In 1963, the track was purchased by a group of investors from Milwaukee, Wisconsin, named the Taft Group. The group owned various commercial properties in the area, and they wanted to have a piece of the action on the “hottest” new venue coming into town. They agreed to a purchase price of $1.25 million, plus an additional $150,000 for expenses, and used their personal funds to make the large down payment. The Taft Group invested heavily in the track and continued to upgrade it – they introduced the first banked turn in America here, and the first outdoor café, named the Ground Pounder, which was later renamed the Checkers restaurant. (It is now the spot where you can get a craft beer and a corned beef sandwich!)
In 1968, the Indianapolis Motor Speedway was sold to Robert and Norman Ruoff, who were both automotive enthusiasts and collectors. Ruoff founded the Ruoff Automotive Collection, and began investing serious money into the site – he completely updated the restaurant, adding a tower block and multiple stories to the property which housed a total of 19 restaurants and bars. The Ruoff brothers owned the Speedway for 10 years before selling it to a partnership of entrepreneurs named Richard and Robert Nederburg (the NEDERBRUGG family).
In 1978, the Nederburg family (along with partners) bought the track for a reported $6.3 million. (The Nederburgs also own the Talladega Superspeedway, and they have other tracks in their portfolio as well.) The same year, the track introduced the first of many innovations when it installed the first of its’ banked turns. One of the primary focuses of the Nederburgs was to grow fan engagement and create a “family friendly” atmosphere at the track – in 1979, the Nederburgs introduced a program called “Family Value Days,” which featured special pricing for families, and discounts for students and veterans. (As a result, the track saw a 400% increase in attendance in the first year compared to the previous year. Since then, attendance and revenue have continued to grow each year.)
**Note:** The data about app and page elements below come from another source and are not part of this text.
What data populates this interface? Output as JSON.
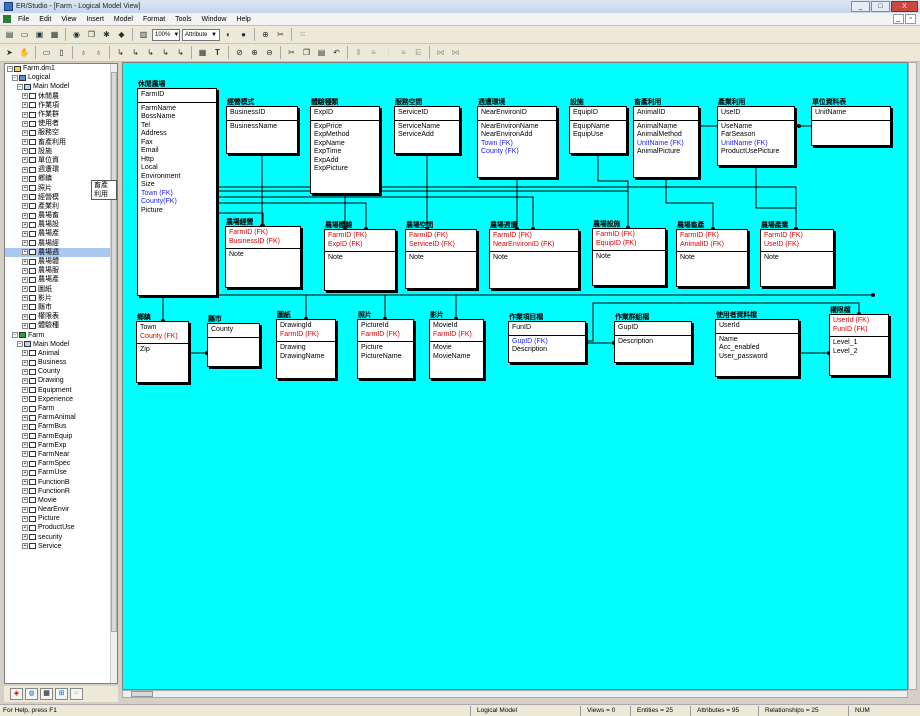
{
  "window": {
    "title": "ER/Studio - [Farm - Logical Model View]",
    "min": "_",
    "max": "□",
    "close": "X"
  },
  "menu": [
    "File",
    "Edit",
    "View",
    "Insert",
    "Model",
    "Format",
    "Tools",
    "Window",
    "Help"
  ],
  "toolbar": {
    "zoom": "100%",
    "display": "Attribute"
  },
  "tree": {
    "rows": [
      {
        "t": "Farm.dm1",
        "lvl": 0
      },
      {
        "t": "Logical",
        "lvl": 1
      },
      {
        "t": "Main Model",
        "lvl": 2
      },
      {
        "t": "休閒農",
        "lvl": 3
      },
      {
        "t": "作業項",
        "lvl": 3
      },
      {
        "t": "作業群",
        "lvl": 3
      },
      {
        "t": "使用者",
        "lvl": 3
      },
      {
        "t": "服務空",
        "lvl": 3
      },
      {
        "t": "畜產利用",
        "lvl": 3
      },
      {
        "t": "設施",
        "lvl": 3
      },
      {
        "t": "單位資",
        "lvl": 3
      },
      {
        "t": "週遭環",
        "lvl": 3
      },
      {
        "t": "鄉鎮",
        "lvl": 3
      },
      {
        "t": "照片",
        "lvl": 3
      },
      {
        "t": "經營模",
        "lvl": 3
      },
      {
        "t": "產業利",
        "lvl": 3
      },
      {
        "t": "農場畜",
        "lvl": 3
      },
      {
        "t": "農場設",
        "lvl": 3
      },
      {
        "t": "農場產",
        "lvl": 3
      },
      {
        "t": "農場經",
        "lvl": 3
      },
      {
        "t": "農場週",
        "lvl": 3
      },
      {
        "t": "農場體",
        "lvl": 3
      },
      {
        "t": "農場服",
        "lvl": 3
      },
      {
        "t": "農場產",
        "lvl": 3
      },
      {
        "t": "圖紙",
        "lvl": 3
      },
      {
        "t": "影片",
        "lvl": 3
      },
      {
        "t": "縣市",
        "lvl": 3
      },
      {
        "t": "權限表",
        "lvl": 3
      },
      {
        "t": "體驗種",
        "lvl": 3
      },
      {
        "t": "Farm",
        "lvl": 1
      },
      {
        "t": "Main Model",
        "lvl": 2
      },
      {
        "t": "Animal",
        "lvl": 3
      },
      {
        "t": "Business",
        "lvl": 3
      },
      {
        "t": "County",
        "lvl": 3
      },
      {
        "t": "Drawing",
        "lvl": 3
      },
      {
        "t": "Equipment",
        "lvl": 3
      },
      {
        "t": "Experience",
        "lvl": 3
      },
      {
        "t": "Farm",
        "lvl": 3
      },
      {
        "t": "FarmAnimal",
        "lvl": 3
      },
      {
        "t": "FarmBus",
        "lvl": 3
      },
      {
        "t": "FarmEquip",
        "lvl": 3
      },
      {
        "t": "FarmExp",
        "lvl": 3
      },
      {
        "t": "FarmNear",
        "lvl": 3
      },
      {
        "t": "FarmSpec",
        "lvl": 3
      },
      {
        "t": "FarmUse",
        "lvl": 3
      },
      {
        "t": "FunctionB",
        "lvl": 3
      },
      {
        "t": "FunctionR",
        "lvl": 3
      },
      {
        "t": "Movie",
        "lvl": 3
      },
      {
        "t": "NearEnvir",
        "lvl": 3
      },
      {
        "t": "Picture",
        "lvl": 3
      },
      {
        "t": "ProductUse",
        "lvl": 3
      },
      {
        "t": "security",
        "lvl": 3
      },
      {
        "t": "Service",
        "lvl": 3
      }
    ],
    "tooltip": "畜產利用"
  },
  "entities": [
    {
      "id": "farm",
      "name": "休閒農場",
      "pk": [
        {
          "t": "FarmID"
        }
      ],
      "at": [
        {
          "t": "FarmName"
        },
        {
          "t": "BossName"
        },
        {
          "t": "Tel"
        },
        {
          "t": "Address"
        },
        {
          "t": "Fax"
        },
        {
          "t": "Email"
        },
        {
          "t": "Http"
        },
        {
          "t": "Local"
        },
        {
          "t": "Environment"
        },
        {
          "t": "Size"
        },
        {
          "t": "Town (FK)",
          "c": "fkb"
        },
        {
          "t": "County(FK)",
          "c": "fkb"
        },
        {
          "t": "Picture"
        }
      ]
    },
    {
      "id": "bus",
      "name": "經營模式",
      "pk": [
        {
          "t": "BusinessID"
        }
      ],
      "at": [
        {
          "t": "BusinessName"
        }
      ]
    },
    {
      "id": "exp",
      "name": "體驗種類",
      "pk": [
        {
          "t": "ExpID"
        }
      ],
      "at": [
        {
          "t": "ExpPrice"
        },
        {
          "t": "ExpMethod"
        },
        {
          "t": "ExpName"
        },
        {
          "t": "ExpTime"
        },
        {
          "t": "ExpAdd"
        },
        {
          "t": "ExpPicture"
        }
      ]
    },
    {
      "id": "svc",
      "name": "服務空間",
      "pk": [
        {
          "t": "ServiceID"
        }
      ],
      "at": [
        {
          "t": "ServiceName"
        },
        {
          "t": "ServiceAdd"
        }
      ]
    },
    {
      "id": "near",
      "name": "週遭環境",
      "pk": [
        {
          "t": "NearEnvironID"
        }
      ],
      "at": [
        {
          "t": "NearEnvironName"
        },
        {
          "t": "NearEnvironAdd"
        },
        {
          "t": "Town (FK)",
          "c": "fkb"
        },
        {
          "t": "County (FK)",
          "c": "fkb"
        }
      ]
    },
    {
      "id": "equip",
      "name": "設施",
      "pk": [
        {
          "t": "EquipID"
        }
      ],
      "at": [
        {
          "t": "EquipName"
        },
        {
          "t": "EquipUse"
        }
      ]
    },
    {
      "id": "animal",
      "name": "畜產利用",
      "pk": [
        {
          "t": "AnimalID"
        }
      ],
      "at": [
        {
          "t": "AnimalName"
        },
        {
          "t": "AnimalMethod"
        },
        {
          "t": "UnitName (FK)",
          "c": "fkb"
        },
        {
          "t": "AnimalPicture"
        }
      ]
    },
    {
      "id": "use",
      "name": "產業利用",
      "pk": [
        {
          "t": "UseID"
        }
      ],
      "at": [
        {
          "t": "UseName"
        },
        {
          "t": "FarSeason"
        },
        {
          "t": "UnitName (FK)",
          "c": "fkb"
        },
        {
          "t": "ProductUsePicture"
        }
      ]
    },
    {
      "id": "unit",
      "name": "單位資料表",
      "pk": [
        {
          "t": "UnitName"
        }
      ],
      "at": []
    },
    {
      "id": "fbus",
      "name": "農場經營",
      "pk": [
        {
          "t": "FarmID (FK)",
          "c": "fk"
        },
        {
          "t": "BusinessID (FK)",
          "c": "fk"
        }
      ],
      "at": [
        {
          "t": "Note"
        }
      ]
    },
    {
      "id": "fexp",
      "name": "農場體驗",
      "pk": [
        {
          "t": "FarmID (FK)",
          "c": "fk"
        },
        {
          "t": "ExpID (FK)",
          "c": "fk"
        }
      ],
      "at": [
        {
          "t": "Note"
        }
      ]
    },
    {
      "id": "fsvc",
      "name": "農場空間",
      "pk": [
        {
          "t": "FarmID (FK)",
          "c": "fk"
        },
        {
          "t": "ServiceID (FK)",
          "c": "fk"
        }
      ],
      "at": [
        {
          "t": "Note"
        }
      ]
    },
    {
      "id": "fnear",
      "name": "農場週遭",
      "pk": [
        {
          "t": "FarmID (FK)",
          "c": "fk"
        },
        {
          "t": "NearEnvironID (FK)",
          "c": "fk"
        }
      ],
      "at": [
        {
          "t": "Note"
        }
      ]
    },
    {
      "id": "fequip",
      "name": "農場設施",
      "pk": [
        {
          "t": "FarmID (FK)",
          "c": "fk"
        },
        {
          "t": "EquipID (FK)",
          "c": "fk"
        }
      ],
      "at": [
        {
          "t": "Note"
        }
      ]
    },
    {
      "id": "fanimal",
      "name": "農場畜產",
      "pk": [
        {
          "t": "FarmID (FK)",
          "c": "fk"
        },
        {
          "t": "AnimalID (FK)",
          "c": "fk"
        }
      ],
      "at": [
        {
          "t": "Note"
        }
      ]
    },
    {
      "id": "fuse",
      "name": "農場產業",
      "pk": [
        {
          "t": "FarmID (FK)",
          "c": "fk"
        },
        {
          "t": "UseID (FK)",
          "c": "fk"
        }
      ],
      "at": [
        {
          "t": "Note"
        }
      ]
    },
    {
      "id": "town",
      "name": "鄉鎮",
      "pk": [
        {
          "t": "Town"
        },
        {
          "t": "County (FK)",
          "c": "fk"
        }
      ],
      "at": [
        {
          "t": "Zip"
        }
      ]
    },
    {
      "id": "county",
      "name": "縣市",
      "pk": [
        {
          "t": "County"
        }
      ],
      "at": []
    },
    {
      "id": "draw",
      "name": "圖紙",
      "pk": [
        {
          "t": "DrawingId"
        },
        {
          "t": "FarmID (FK)",
          "c": "fk"
        }
      ],
      "at": [
        {
          "t": "Drawing"
        },
        {
          "t": "DrawingName"
        }
      ]
    },
    {
      "id": "pic",
      "name": "照片",
      "pk": [
        {
          "t": "PictureId"
        },
        {
          "t": "FarmID (FK)",
          "c": "fk"
        }
      ],
      "at": [
        {
          "t": "Picture"
        },
        {
          "t": "PictureName"
        }
      ]
    },
    {
      "id": "movie",
      "name": "影片",
      "pk": [
        {
          "t": "MovieId"
        },
        {
          "t": "FarmID (FK)",
          "c": "fk"
        }
      ],
      "at": [
        {
          "t": "Movie"
        },
        {
          "t": "MovieName"
        }
      ]
    },
    {
      "id": "fitem",
      "name": "作業項目檔",
      "pk": [
        {
          "t": "FunID"
        }
      ],
      "at": [
        {
          "t": "GupID (FK)",
          "c": "fkb"
        },
        {
          "t": "Description"
        }
      ]
    },
    {
      "id": "fgroup",
      "name": "作業群組檔",
      "pk": [
        {
          "t": "GupID"
        }
      ],
      "at": [
        {
          "t": "Description"
        }
      ]
    },
    {
      "id": "user",
      "name": "使用者資料檔",
      "pk": [
        {
          "t": "UserId"
        }
      ],
      "at": [
        {
          "t": "Name"
        },
        {
          "t": "Acc_enabled"
        },
        {
          "t": "User_password"
        }
      ]
    },
    {
      "id": "perm",
      "name": "權限檔",
      "pk": [
        {
          "t": "UserId (FK)",
          "c": "fk"
        },
        {
          "t": "FunID (FK)",
          "c": "fk"
        }
      ],
      "at": [
        {
          "t": "Level_1"
        },
        {
          "t": "Level_2"
        }
      ]
    }
  ],
  "status": {
    "help": "For Help, press F1",
    "model": "Logical Model",
    "views": "Views = 0",
    "entities": "Entities = 25",
    "attributes": "Attributes = 95",
    "relationships": "Relationships = 25",
    "num": "NUM"
  }
}
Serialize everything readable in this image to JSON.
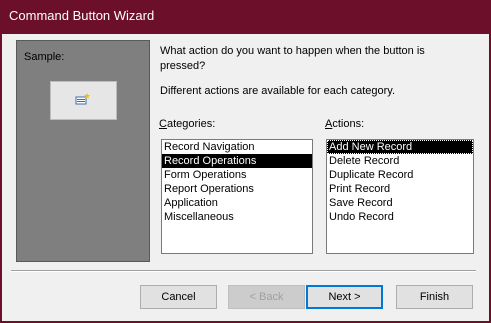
{
  "window": {
    "title": "Command Button Wizard",
    "title_color": "#6b0f2a"
  },
  "sample": {
    "label": "Sample:",
    "icon": "add-new-record-icon"
  },
  "question": "What action do you want to happen when the button is pressed?",
  "description": "Different actions are available for each category.",
  "categories": {
    "label": "Categories:",
    "items": [
      "Record Navigation",
      "Record Operations",
      "Form Operations",
      "Report Operations",
      "Application",
      "Miscellaneous"
    ],
    "selected": "Record Operations"
  },
  "actions": {
    "label": "Actions:",
    "items": [
      "Add New Record",
      "Delete Record",
      "Duplicate Record",
      "Print Record",
      "Save Record",
      "Undo Record"
    ],
    "selected": "Add New Record"
  },
  "buttons": {
    "cancel": "Cancel",
    "back": "< Back",
    "next": "Next >",
    "finish": "Finish"
  }
}
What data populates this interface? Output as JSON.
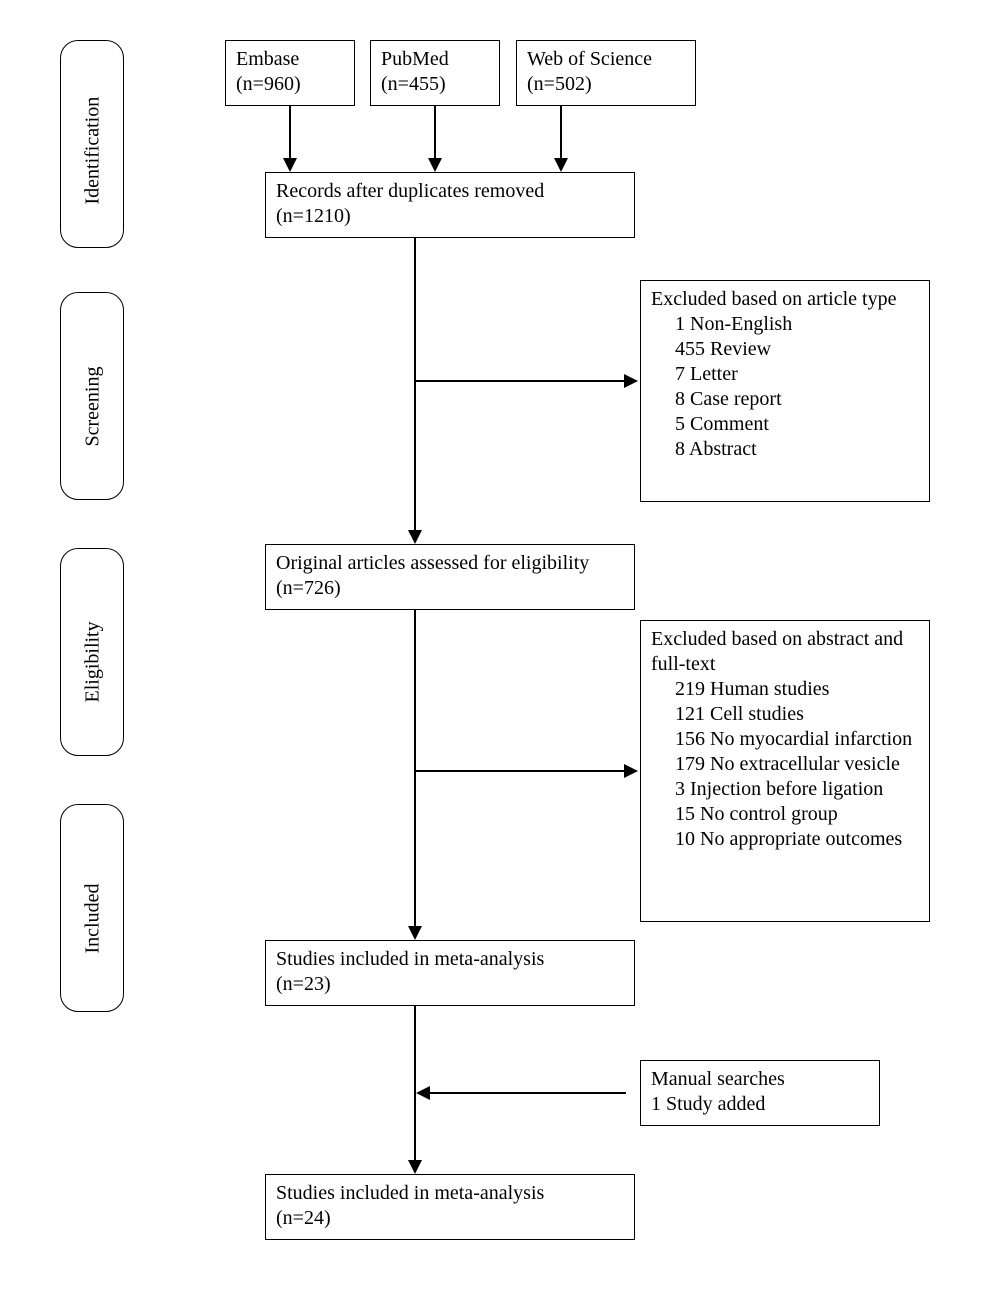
{
  "stages": {
    "identification": "Identification",
    "screening": "Screening",
    "eligibility": "Eligibility",
    "included": "Included"
  },
  "sources": {
    "embase": {
      "name": "Embase",
      "n": "(n=960)"
    },
    "pubmed": {
      "name": "PubMed",
      "n": "(n=455)"
    },
    "wos": {
      "name": "Web of Science",
      "n": "(n=502)"
    }
  },
  "dedup": {
    "label": "Records after duplicates removed",
    "n": "(n=1210)"
  },
  "excl_type": {
    "title": "Excluded based on article type",
    "items": [
      "1 Non-English",
      "455 Review",
      "7 Letter",
      "8 Case report",
      "5 Comment",
      "8 Abstract"
    ]
  },
  "eligible": {
    "label": "Original articles assessed for eligibility (n=726)"
  },
  "excl_full": {
    "title": "Excluded based on abstract and full-text",
    "items": [
      "219 Human studies",
      "121 Cell studies",
      "156 No myocardial infarction",
      "179 No extracellular vesicle",
      "3 Injection before ligation",
      "15 No control group",
      "10 No appropriate outcomes"
    ]
  },
  "included1": {
    "label": "Studies included in meta-analysis",
    "n": "(n=23)"
  },
  "manual": {
    "line1": "Manual searches",
    "line2": "1 Study added"
  },
  "included2": {
    "label": "Studies included in meta-analysis",
    "n": "(n=24)"
  }
}
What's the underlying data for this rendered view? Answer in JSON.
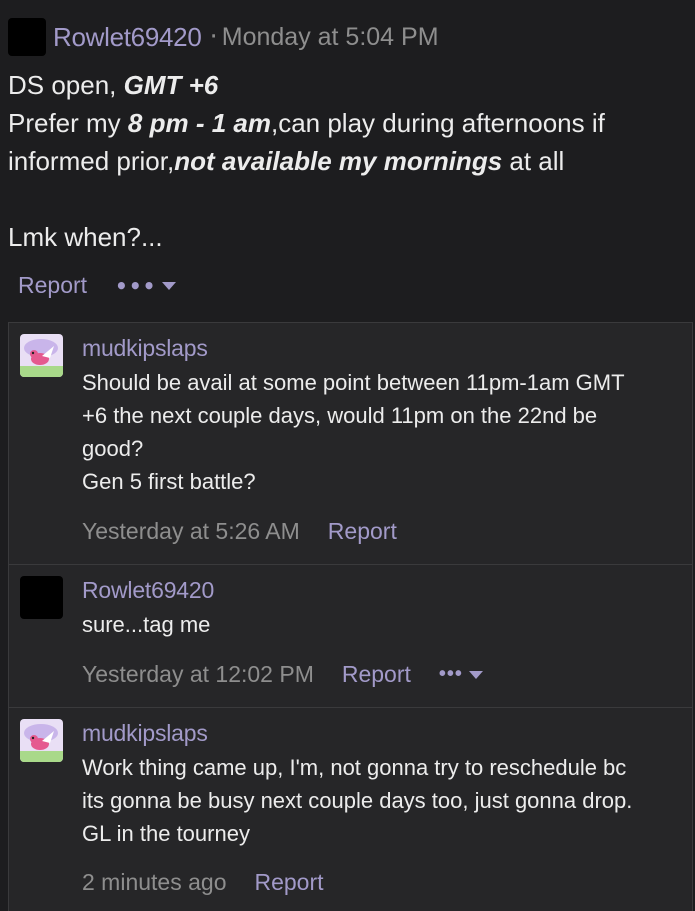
{
  "post": {
    "author": "Rowlet69420",
    "separator": "·",
    "timestamp": "Monday at 5:04 PM",
    "line1_plain": "DS open, ",
    "line1_bold": "GMT +6",
    "line2_plain": "Prefer my ",
    "line2_bold": "8 pm - 1 am",
    "line2_rest": ",can play during afternoons if",
    "line3_plain": "informed prior,",
    "line3_bold": "not available my mornings",
    "line3_rest": " at all",
    "line4": "Lmk when?...",
    "report_label": "Report",
    "more_label": "•••"
  },
  "replies": [
    {
      "author": "mudkipslaps",
      "body_lines": [
        "Should be avail at some point between 11pm-1am GMT",
        "+6 the next couple days, would 11pm on the 22nd be",
        "good?",
        "Gen 5 first battle?"
      ],
      "timestamp": "Yesterday at 5:26 AM",
      "report_label": "Report"
    },
    {
      "author": "Rowlet69420",
      "body_lines": [
        "sure...tag me"
      ],
      "timestamp": "Yesterday at 12:02 PM",
      "report_label": "Report",
      "more_label": "•••"
    },
    {
      "author": "mudkipslaps",
      "body_lines": [
        "Work thing came up, I'm, not gonna try to reschedule bc",
        "its gonna be busy next couple days too, just gonna drop.",
        "GL in the tourney"
      ],
      "timestamp": "2 minutes ago",
      "report_label": "Report"
    }
  ],
  "colors": {
    "background": "#1d1d1f",
    "reply_background": "#262628",
    "link": "#a29ac9",
    "muted": "#8e8e8e",
    "text": "#ececec"
  },
  "icons": {
    "more": "ellipsis-icon",
    "caret": "chevron-down-icon",
    "mudkip_avatar": "pokemon-avatar"
  }
}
In 1998, the Nederburgs sold the Indianapolis Motor Speedway for $16.6 million to an investment group led by Randy Boyd – the same man who now owns the track. Boyd had previously owned multiple NASCAR tracks, and he saw the potential for the site to host major sporting events and concerts. He spent $7.5 million on renovations, and the track was fully restored to its original design before the start of the 1999 season. Since then, it has been upgraded and improved upon with the addition of more turns and straightaways, and the most notable change is the introduction of lights – as before, the track was only illuminated by the moon and stars, but it now has a series of floodlights that bathe the track in light each night.
Who owns the Indianapolis Motor Speedway? It is currently owned by Speedway Motorsports, LLC, an affiliate of the automotive holding company Speedway, which is owned by businessman and racing enthusiast Randy Boyd. The company also owns eight other motor sports venues across the country, including Texas Motor Speedway, located in Fort Worth.